Segment Start: Exercise material
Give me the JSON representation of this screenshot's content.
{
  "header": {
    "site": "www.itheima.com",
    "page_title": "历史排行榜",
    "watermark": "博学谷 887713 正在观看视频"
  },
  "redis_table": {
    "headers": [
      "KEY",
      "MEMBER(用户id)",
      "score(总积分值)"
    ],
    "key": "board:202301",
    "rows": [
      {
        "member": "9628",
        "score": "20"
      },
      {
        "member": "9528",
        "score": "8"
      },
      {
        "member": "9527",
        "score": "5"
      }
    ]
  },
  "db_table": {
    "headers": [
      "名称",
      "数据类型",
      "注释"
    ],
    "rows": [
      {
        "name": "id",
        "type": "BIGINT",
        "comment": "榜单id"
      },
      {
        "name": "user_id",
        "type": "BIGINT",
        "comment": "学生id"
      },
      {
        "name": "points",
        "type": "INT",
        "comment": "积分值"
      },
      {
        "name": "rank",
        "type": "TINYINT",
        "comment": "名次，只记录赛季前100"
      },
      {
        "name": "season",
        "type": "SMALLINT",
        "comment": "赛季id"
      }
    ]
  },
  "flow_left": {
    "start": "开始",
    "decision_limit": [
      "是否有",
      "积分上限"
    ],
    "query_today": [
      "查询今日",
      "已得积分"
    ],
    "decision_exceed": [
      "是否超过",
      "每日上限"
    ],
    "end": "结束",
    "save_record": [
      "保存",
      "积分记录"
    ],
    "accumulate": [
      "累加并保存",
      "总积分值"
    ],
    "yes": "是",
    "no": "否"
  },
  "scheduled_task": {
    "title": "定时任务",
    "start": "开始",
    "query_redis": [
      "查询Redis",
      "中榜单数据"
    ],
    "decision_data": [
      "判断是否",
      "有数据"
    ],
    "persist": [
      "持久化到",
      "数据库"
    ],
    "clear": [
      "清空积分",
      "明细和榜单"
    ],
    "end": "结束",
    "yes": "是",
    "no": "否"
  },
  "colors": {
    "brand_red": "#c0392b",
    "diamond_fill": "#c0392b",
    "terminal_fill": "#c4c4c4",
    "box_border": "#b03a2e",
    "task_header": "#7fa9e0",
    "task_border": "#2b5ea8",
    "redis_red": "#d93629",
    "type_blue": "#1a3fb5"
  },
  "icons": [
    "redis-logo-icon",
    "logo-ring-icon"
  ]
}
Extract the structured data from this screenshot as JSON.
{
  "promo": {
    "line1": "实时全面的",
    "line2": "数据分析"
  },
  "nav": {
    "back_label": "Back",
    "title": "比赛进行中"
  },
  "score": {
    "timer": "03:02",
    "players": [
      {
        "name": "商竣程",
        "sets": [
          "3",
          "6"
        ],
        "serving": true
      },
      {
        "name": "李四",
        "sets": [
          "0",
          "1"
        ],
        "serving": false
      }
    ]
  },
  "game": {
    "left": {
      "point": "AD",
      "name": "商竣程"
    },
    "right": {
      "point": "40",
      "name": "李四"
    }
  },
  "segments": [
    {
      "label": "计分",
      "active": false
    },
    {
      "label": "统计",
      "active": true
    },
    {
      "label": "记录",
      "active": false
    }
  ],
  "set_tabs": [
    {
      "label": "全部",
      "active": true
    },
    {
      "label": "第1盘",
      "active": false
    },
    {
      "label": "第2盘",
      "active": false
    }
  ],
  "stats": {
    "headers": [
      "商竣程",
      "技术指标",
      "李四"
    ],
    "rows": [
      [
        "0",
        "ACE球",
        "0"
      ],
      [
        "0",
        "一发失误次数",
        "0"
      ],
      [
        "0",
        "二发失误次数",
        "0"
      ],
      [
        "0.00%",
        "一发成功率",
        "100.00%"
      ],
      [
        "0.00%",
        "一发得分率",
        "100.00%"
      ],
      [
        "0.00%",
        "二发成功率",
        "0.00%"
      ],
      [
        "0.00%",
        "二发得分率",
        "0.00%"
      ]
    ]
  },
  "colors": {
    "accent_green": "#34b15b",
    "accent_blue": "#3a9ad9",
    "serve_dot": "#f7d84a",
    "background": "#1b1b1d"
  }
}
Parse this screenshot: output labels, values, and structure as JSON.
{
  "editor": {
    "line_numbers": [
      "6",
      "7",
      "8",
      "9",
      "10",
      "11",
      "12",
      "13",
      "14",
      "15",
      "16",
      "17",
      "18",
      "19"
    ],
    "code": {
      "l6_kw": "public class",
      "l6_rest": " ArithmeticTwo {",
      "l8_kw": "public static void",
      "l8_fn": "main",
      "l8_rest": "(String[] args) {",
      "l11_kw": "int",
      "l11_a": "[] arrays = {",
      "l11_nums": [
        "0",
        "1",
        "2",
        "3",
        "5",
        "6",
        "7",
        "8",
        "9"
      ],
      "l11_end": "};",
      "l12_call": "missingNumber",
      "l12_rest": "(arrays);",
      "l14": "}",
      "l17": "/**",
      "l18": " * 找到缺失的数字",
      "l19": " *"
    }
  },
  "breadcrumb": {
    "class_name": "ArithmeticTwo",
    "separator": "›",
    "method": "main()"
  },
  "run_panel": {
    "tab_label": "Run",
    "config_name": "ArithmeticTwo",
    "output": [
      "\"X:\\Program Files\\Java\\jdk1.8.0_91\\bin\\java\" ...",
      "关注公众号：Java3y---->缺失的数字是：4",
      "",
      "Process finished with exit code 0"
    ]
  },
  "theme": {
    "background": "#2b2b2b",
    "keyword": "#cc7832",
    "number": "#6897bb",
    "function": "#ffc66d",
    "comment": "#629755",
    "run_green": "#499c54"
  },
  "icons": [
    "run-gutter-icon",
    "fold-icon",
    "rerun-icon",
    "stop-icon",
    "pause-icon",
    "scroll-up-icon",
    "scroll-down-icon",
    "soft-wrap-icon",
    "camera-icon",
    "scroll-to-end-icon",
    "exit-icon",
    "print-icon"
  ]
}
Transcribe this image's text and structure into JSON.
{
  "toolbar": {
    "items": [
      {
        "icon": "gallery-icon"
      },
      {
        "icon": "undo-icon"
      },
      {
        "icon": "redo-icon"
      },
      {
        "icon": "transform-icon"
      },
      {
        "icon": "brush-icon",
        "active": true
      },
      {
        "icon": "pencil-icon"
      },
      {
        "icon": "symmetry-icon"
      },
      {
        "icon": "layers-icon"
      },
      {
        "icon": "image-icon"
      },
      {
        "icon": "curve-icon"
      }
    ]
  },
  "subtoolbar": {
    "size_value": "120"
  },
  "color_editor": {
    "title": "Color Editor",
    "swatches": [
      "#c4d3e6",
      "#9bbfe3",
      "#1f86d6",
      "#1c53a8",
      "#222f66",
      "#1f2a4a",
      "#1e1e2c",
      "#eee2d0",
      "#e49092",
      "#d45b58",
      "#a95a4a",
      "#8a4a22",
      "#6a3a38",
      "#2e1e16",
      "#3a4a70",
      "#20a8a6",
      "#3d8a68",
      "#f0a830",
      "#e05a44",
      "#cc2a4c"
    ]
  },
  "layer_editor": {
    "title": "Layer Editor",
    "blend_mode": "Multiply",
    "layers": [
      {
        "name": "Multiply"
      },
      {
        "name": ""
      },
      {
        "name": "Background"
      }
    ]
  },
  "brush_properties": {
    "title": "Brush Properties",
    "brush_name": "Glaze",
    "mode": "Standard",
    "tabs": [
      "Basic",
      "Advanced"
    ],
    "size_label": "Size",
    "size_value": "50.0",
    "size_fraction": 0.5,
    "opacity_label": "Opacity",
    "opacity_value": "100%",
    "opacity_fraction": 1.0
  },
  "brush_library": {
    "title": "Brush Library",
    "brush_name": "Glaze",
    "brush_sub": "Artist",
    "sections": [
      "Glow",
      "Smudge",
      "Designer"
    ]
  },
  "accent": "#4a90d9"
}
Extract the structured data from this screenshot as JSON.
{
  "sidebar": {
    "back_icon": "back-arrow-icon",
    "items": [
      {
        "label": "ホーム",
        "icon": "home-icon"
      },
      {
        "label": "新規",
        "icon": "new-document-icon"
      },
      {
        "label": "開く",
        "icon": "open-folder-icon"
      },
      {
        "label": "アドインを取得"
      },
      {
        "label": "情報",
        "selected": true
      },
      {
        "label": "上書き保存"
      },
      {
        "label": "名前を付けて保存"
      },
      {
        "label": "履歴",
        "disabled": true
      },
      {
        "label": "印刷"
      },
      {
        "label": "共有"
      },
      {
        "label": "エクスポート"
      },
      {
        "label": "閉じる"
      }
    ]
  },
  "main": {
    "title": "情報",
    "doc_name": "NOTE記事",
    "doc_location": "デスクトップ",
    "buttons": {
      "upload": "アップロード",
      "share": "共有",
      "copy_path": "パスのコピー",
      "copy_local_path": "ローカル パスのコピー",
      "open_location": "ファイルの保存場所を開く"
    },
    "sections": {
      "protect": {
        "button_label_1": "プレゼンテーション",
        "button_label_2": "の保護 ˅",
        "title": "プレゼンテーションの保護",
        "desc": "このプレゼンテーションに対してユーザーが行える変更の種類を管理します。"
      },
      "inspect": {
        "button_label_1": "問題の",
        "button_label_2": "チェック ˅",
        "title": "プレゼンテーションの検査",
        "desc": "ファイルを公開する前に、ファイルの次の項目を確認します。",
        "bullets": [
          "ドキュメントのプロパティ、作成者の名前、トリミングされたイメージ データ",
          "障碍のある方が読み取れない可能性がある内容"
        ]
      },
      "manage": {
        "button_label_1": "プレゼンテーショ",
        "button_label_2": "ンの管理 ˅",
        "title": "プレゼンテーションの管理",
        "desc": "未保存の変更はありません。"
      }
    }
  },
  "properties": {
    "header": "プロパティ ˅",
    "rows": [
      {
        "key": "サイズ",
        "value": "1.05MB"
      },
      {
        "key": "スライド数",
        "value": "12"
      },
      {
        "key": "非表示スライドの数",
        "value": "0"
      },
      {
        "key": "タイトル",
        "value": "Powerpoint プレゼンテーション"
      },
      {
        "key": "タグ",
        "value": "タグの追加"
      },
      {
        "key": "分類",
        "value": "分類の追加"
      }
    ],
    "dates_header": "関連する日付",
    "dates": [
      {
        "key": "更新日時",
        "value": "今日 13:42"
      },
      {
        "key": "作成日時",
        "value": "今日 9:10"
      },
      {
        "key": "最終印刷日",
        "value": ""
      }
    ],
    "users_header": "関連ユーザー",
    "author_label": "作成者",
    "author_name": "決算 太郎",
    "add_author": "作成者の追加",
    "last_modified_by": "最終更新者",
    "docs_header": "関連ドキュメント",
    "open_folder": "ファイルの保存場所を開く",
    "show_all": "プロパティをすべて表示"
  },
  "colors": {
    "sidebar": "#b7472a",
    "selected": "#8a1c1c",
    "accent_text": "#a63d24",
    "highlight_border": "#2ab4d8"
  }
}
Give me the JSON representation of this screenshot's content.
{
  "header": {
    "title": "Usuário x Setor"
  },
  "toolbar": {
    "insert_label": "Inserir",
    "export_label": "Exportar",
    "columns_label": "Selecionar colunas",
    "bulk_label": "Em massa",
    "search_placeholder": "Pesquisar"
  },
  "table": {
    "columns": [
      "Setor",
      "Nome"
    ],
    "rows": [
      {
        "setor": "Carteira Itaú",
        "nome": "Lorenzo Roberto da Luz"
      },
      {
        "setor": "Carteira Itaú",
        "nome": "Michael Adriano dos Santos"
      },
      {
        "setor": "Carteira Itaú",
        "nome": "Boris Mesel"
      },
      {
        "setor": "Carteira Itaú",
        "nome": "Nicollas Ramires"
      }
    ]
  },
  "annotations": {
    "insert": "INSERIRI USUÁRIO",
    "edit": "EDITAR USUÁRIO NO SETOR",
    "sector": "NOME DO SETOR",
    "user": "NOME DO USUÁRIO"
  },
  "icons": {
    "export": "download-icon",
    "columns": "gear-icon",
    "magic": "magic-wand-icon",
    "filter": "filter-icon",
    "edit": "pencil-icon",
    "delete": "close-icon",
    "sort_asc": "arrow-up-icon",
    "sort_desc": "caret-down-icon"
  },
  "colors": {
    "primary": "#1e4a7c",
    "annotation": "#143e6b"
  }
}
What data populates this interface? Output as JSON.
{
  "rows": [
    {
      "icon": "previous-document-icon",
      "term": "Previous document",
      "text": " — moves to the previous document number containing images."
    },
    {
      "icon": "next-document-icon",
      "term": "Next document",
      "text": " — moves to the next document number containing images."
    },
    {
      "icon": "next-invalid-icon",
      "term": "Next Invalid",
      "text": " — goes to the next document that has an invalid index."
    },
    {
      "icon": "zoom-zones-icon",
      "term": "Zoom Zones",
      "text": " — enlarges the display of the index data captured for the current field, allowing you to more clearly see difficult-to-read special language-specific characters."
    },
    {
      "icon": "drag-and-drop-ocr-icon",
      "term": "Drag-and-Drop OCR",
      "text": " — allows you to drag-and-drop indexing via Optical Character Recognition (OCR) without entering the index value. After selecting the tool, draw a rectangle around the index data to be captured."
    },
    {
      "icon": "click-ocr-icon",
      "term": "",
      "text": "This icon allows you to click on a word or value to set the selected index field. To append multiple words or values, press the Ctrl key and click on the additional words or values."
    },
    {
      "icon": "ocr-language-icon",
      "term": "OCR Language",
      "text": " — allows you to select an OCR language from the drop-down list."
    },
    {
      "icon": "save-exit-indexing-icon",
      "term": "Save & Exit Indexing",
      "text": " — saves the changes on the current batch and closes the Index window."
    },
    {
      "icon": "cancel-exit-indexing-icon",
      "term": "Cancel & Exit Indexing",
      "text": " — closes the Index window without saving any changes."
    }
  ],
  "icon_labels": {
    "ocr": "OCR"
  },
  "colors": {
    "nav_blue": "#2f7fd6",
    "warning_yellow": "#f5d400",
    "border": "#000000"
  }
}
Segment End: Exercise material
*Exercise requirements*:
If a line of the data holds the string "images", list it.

*Response for this exercise*:
      "text": " — moves to the previous document number containing images."
      "text": " — moves to the next document number containing images."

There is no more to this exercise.